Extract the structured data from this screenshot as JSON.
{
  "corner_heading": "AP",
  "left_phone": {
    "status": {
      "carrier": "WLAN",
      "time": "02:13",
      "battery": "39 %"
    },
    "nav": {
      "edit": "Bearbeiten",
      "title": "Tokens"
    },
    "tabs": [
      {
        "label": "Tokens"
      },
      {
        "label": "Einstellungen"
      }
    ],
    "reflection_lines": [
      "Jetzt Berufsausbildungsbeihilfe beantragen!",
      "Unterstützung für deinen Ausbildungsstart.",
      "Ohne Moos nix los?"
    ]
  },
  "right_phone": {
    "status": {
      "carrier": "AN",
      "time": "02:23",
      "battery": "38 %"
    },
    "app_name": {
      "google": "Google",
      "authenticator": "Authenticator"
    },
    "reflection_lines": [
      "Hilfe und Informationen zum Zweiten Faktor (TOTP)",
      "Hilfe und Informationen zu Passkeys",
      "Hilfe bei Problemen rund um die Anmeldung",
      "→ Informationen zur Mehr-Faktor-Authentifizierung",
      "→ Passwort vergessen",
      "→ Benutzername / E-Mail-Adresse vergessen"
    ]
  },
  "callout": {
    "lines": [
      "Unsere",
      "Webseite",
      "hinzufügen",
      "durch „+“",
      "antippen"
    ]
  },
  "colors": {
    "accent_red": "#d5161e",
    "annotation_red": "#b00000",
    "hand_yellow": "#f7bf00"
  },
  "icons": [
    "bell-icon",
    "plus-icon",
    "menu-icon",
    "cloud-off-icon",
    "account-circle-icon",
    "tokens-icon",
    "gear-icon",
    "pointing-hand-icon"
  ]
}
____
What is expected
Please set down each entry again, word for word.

Result for this exercise
Extract the structured data from this screenshot as JSON.
{
  "corner_heading": "AP",
  "left_phone": {
    "status": {
      "carrier": "WLAN",
      "time": "02:13",
      "battery": "39 %"
    },
    "nav": {
      "edit": "Bearbeiten",
      "title": "Tokens"
    },
    "tabs": [
      {
        "label": "Tokens"
      },
      {
        "label": "Einstellungen"
      }
    ],
    "reflection_lines": [
      "Jetzt Berufsausbildungsbeihilfe beantragen!",
      "Unterstützung für deinen Ausbildungsstart.",
      "Ohne Moos nix los?"
    ]
  },
  "right_phone": {
    "status": {
      "carrier": "AN",
      "time": "02:23",
      "battery": "38 %"
    },
    "app_name": {
      "google": "Google",
      "authenticator": "Authenticator"
    },
    "reflection_lines": [
      "Hilfe und Informationen zum Zweiten Faktor (TOTP)",
      "Hilfe und Informationen zu Passkeys",
      "Hilfe bei Problemen rund um die Anmeldung",
      "→ Informationen zur Mehr-Faktor-Authentifizierung",
      "→ Passwort vergessen",
      "→ Benutzername / E-Mail-Adresse vergessen"
    ]
  },
  "callout": {
    "lines": [
      "Unsere",
      "Webseite",
      "hinzufügen",
      "durch „+“",
      "antippen"
    ]
  },
  "colors": {
    "accent_red": "#d5161e",
    "annotation_red": "#b00000",
    "hand_yellow": "#f7bf00"
  },
  "icons": [
    "bell-icon",
    "plus-icon",
    "menu-icon",
    "cloud-off-icon",
    "account-circle-icon",
    "tokens-icon",
    "gear-icon",
    "pointing-hand-icon"
  ]
}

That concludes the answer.